Send the link below via email or IMCopy
Present to your audienceStart remote presentation
- Invited audience members will follow you as you navigate and present
- People invited to a presentation do not need a Prezi account
- This link expires 10 minutes after you close the presentation
- A maximum of 30 users can follow your presentation
- Learn more about this feature in our knowledge base article
Copy of Poem Analyze: Internment by Juliet S. Kono
Transcript of Copy of Poem Analyze: Internment by Juliet S. Kono
Corralled, the are herded
from Santa Rosa.
After the long train ride
on Santa Fe,
The physical exam,
The delousing with DDT,
The branding of her indignation,
She falls asleep,
Days later, she awakens,
in an unfamiliar barracks--
Crystal City, Texas--
on land one a pasture
not wanting to,
not meaning to see beauty
in this stark landscape
she sees nonetheless,
trough the tears--
on the double row
of barbed wire fencing
which holds them in
like stolid cattle--
dew drops, impaled
How would you feel, if you were in her situation?
Would you be able to still see
Internment by Juliet S. Kono
The title "Internment" is referring to the camps in WWII, where the japanese people were held.
Notice that the word is never used in the poem, but because of the use of allusion it becomes obvious that the poem is about a woman being oppressed.
In free verse the rhyming scheme is unpredictable, like the situation she's in. The feeling of confusion can be also detected because of the rhyme scheme.
This not only tells a story, but lets you see the feeling that the woman felt, making it easier for the reader to connect to speaker.
In the beginning, the author sounds like she's given up hope.
By the second stanza, she still hoped for a better future.
Feelings the Poem Coveys in Reader:
The poem evokes sadness, pity, and a bit of helplessness, because we can't reach out and help the speaker or comfort her as she faces these trials on her own.
Before we give you our answer we want to know what did you feel?
Through out the poem there are lot of imagery some of these are:
people being herded
-humans are being treated like an animal, with no dignity
beauty in stark land scape
- stark being bare or even empty, but even when everything looks so bleak there is still beauty in it.
barbed wire fencing
- the feeling of being trapped like a animal,
" like stolid cattle"
once again we are referring these people as animals, we don't treat them with the respect that humans should get. Also cattle can be seen as a source of labor and food, so the speaker is also saying that they have to do heavy labor, while they wait to get slaughter for others benefit.
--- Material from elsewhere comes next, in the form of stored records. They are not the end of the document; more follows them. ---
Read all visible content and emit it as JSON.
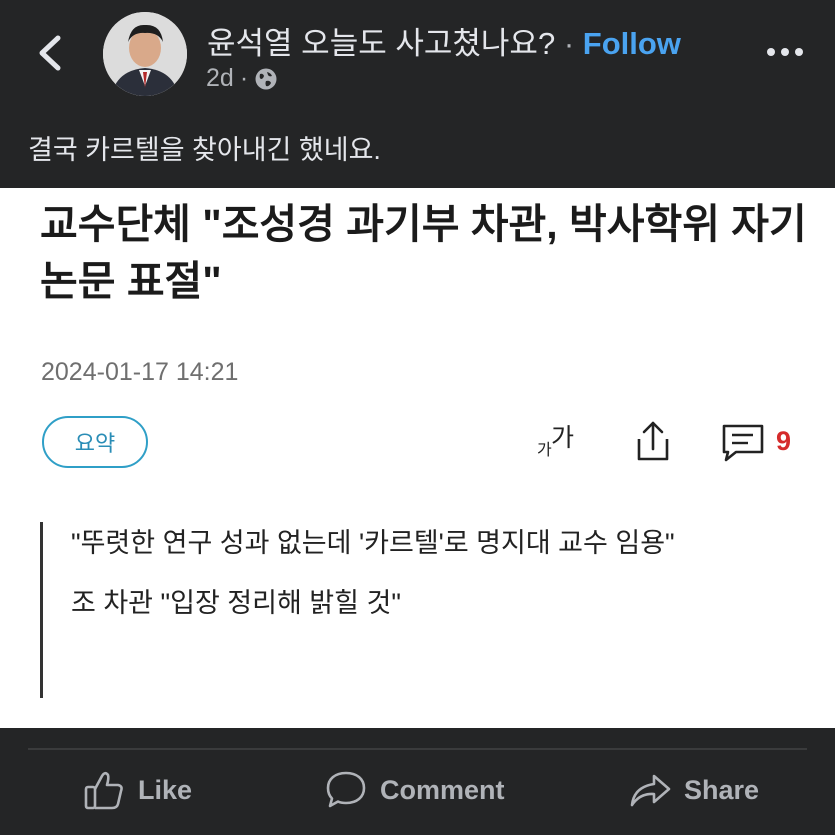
{
  "post": {
    "group_name": "윤석열 오늘도 사고쳤나요?",
    "separator": "·",
    "follow_label": "Follow",
    "time": "2d",
    "meta_dot": "·",
    "caption": "결국 카르텔을 찾아내긴 했네요."
  },
  "article": {
    "headline": "교수단체 \"조성경 과기부 차관, 박사학위 자기논문 표절\"",
    "date": "2024-01-17 14:21",
    "summary_label": "요약",
    "font_icon_big": "가",
    "font_icon_small": "가",
    "comment_count": "9",
    "quote_line1": "\"뚜렷한 연구 성과 없는데 '카르텔'로 명지대 교수 임용\"",
    "quote_line2": "조 차관 \"입장 정리해 밝힐 것\""
  },
  "actions": {
    "like_label": "Like",
    "comment_label": "Comment",
    "share_label": "Share"
  },
  "colors": {
    "background": "#242526",
    "follow": "#4aa3f0",
    "summary_border": "#2f9fc7",
    "comment_count": "#d52b2b"
  },
  "icons": [
    "back-arrow-icon",
    "globe-icon",
    "more-dots-icon",
    "font-size-icon",
    "share-upload-icon",
    "comment-box-icon",
    "like-thumb-icon",
    "comment-bubble-icon",
    "share-arrow-icon"
  ]
}
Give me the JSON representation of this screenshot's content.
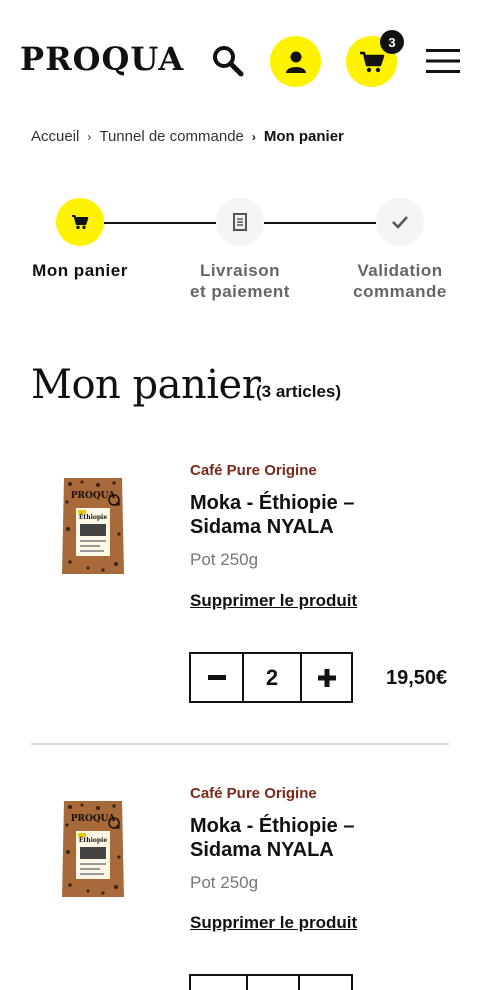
{
  "header": {
    "logo": "PROQUA",
    "cart_count": "3"
  },
  "breadcrumb": {
    "items": [
      "Accueil",
      "Tunnel de commande"
    ],
    "current": "Mon panier"
  },
  "stepper": {
    "steps": [
      {
        "label": "Mon panier",
        "active": true
      },
      {
        "label": "Livraison et paiement",
        "active": false
      },
      {
        "label": "Validation commande",
        "active": false
      }
    ]
  },
  "cart": {
    "title": "Mon panier",
    "count_label": "(3 articles)",
    "products": [
      {
        "category": "Café Pure Origine",
        "name": "Moka - Éthiopie – Sidama NYALA",
        "variant": "Pot 250g",
        "delete_label": "Supprimer le produit",
        "quantity": "2",
        "price": "19,50€"
      },
      {
        "category": "Café Pure Origine",
        "name": "Moka - Éthiopie – Sidama NYALA",
        "variant": "Pot 250g",
        "delete_label": "Supprimer le produit",
        "quantity": "",
        "price": ""
      }
    ]
  },
  "colors": {
    "accent": "#fff200",
    "category": "#7a2a1a"
  }
}
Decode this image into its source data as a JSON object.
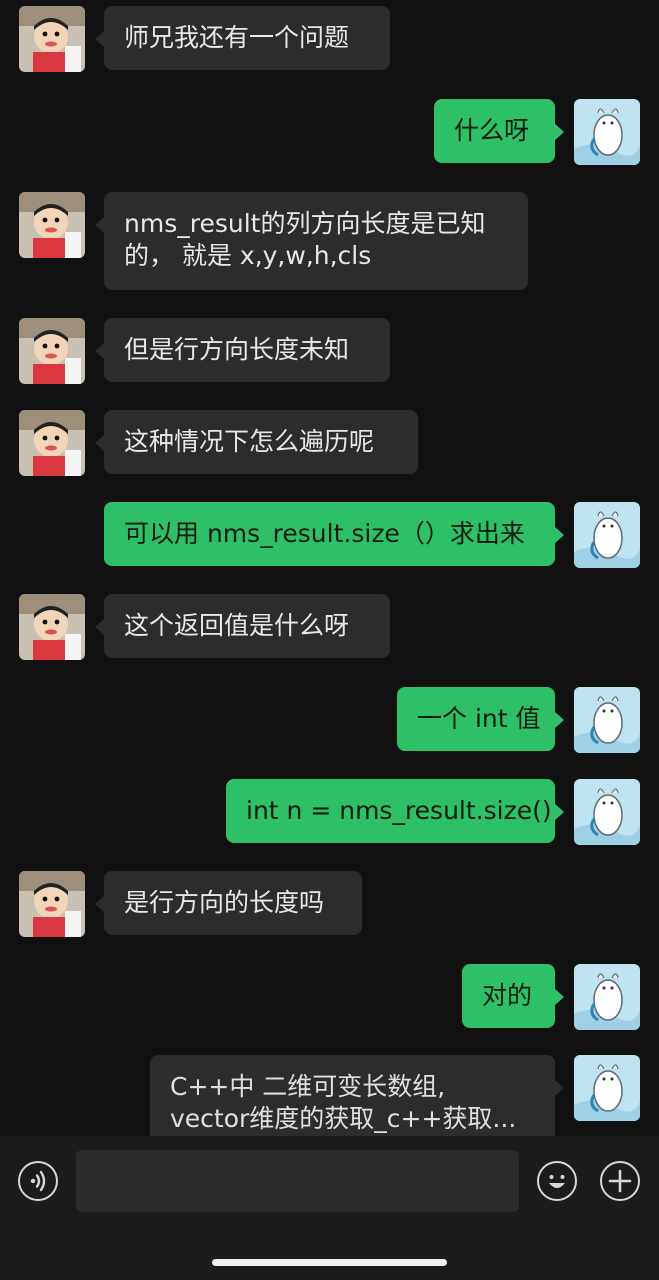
{
  "conversation": {
    "messages": [
      {
        "side": "in",
        "text": "师兄我还有一个问题"
      },
      {
        "side": "out",
        "text": "什么呀"
      },
      {
        "side": "in",
        "lines": [
          "nms_result的列方向长度是已知",
          "的，  就是 x,y,w,h,cls"
        ]
      },
      {
        "side": "in",
        "text": "但是行方向长度未知"
      },
      {
        "side": "in",
        "text": "这种情况下怎么遍历呢"
      },
      {
        "side": "out",
        "text": "可以用 nms_result.size（）求出来"
      },
      {
        "side": "in",
        "text": "这个返回值是什么呀"
      },
      {
        "side": "out",
        "text": "一个 int 值"
      },
      {
        "side": "out",
        "text": "int n = nms_result.size()"
      },
      {
        "side": "in",
        "text": "是行方向的长度吗"
      },
      {
        "side": "out",
        "text": "对的"
      },
      {
        "side": "out-link",
        "lines": [
          "C++中 二维可变长数组,",
          "vector维度的获取_c++获取..."
        ]
      }
    ]
  },
  "input_bar": {
    "voice_icon": "voice-icon",
    "emoji_icon": "emoji-icon",
    "plus_icon": "plus-icon",
    "placeholder": ""
  },
  "colors": {
    "background": "#111111",
    "incoming_bubble": "#2c2c2c",
    "outgoing_bubble": "#2ec067",
    "bottom_bar": "#1c1c1c"
  }
}
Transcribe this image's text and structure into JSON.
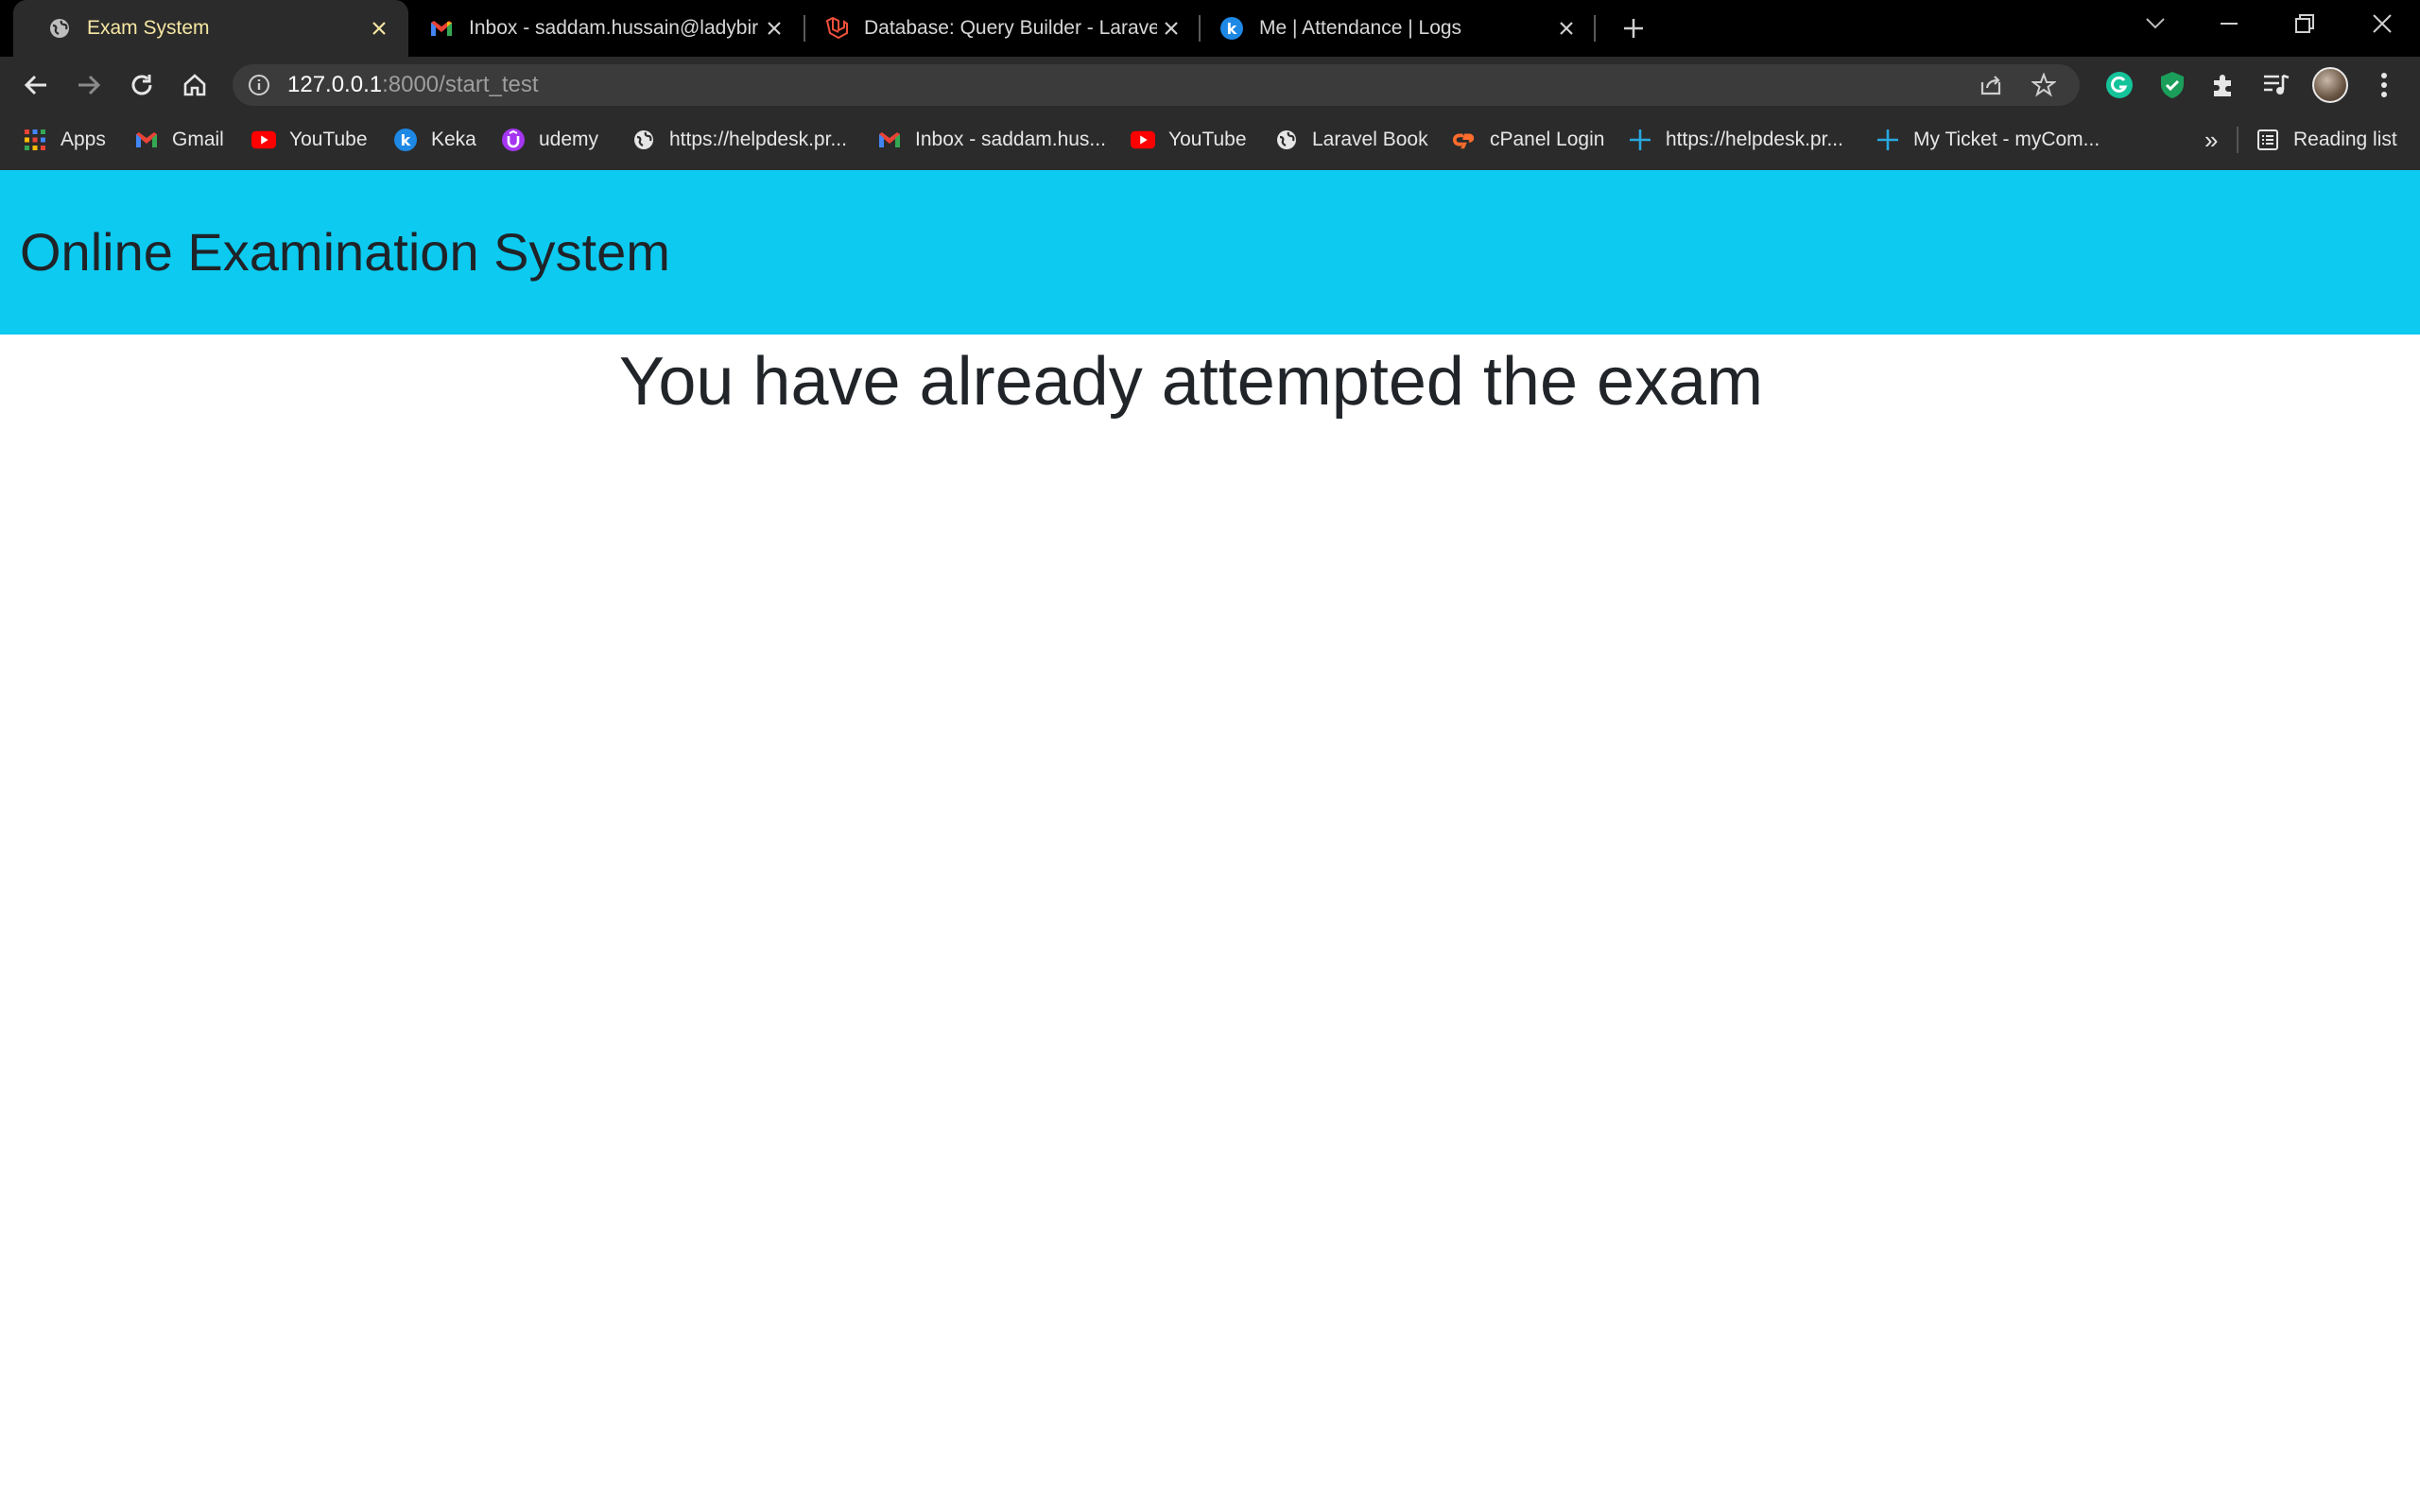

the pause within the poem helps to emphasize the imagery, by giving time for the image to settle in. Also it give dramatic pause allowing more emotions to be evoked.
people are treated like animals
people are trapped like animals
with reference to animals again
Tears that are golden:
can be seen as the last of her innocence being shed
The girl tried to not get her hopes up because she knows that it'll just end up being crushed, she can't help but hope anyways.
During WWII, when America was at war with Japan, the American Japanese citizens were forced into internment camps. These internment camps were basically a camp that was used to imprison large groups of people, and in this case, the enemies of the United States during WWII. The Japanese as well as German citizens living in America were considered ‘enemy aliens’. They were put and confined in internment camps as the Americans were afraid they would defect and cause internal conflicts. The Americans were scared that the American Japanese ‘aliens’ would assist the Japanese Army by making radio contact or destroying war efforts in America. Due to this, in February 1942, the American Japanese were put into internment camps until the end of the war, where the last internment camp was closed in 1946. In internment camps, the conditions that were faced were very different from what the internees were used to outside. They were forced to live in simply designed military barracks which lacked plumbing and cooking facilities. They were poorly equipped and very cramped for families. Also, there was no proper heating system and due to the fact that families were relocated quickly without packing proper clothes, many of the American Japanese had to live with the clothes that they brought in. The buildings were enclosed by barbed wire fencing, where there were always armed guards posted around the camp. The internees were allowed to be with their family members though and were treated well unless they broke any rules or tried to walk out of the camps.
Compare the reaction of Canada to the
United States government...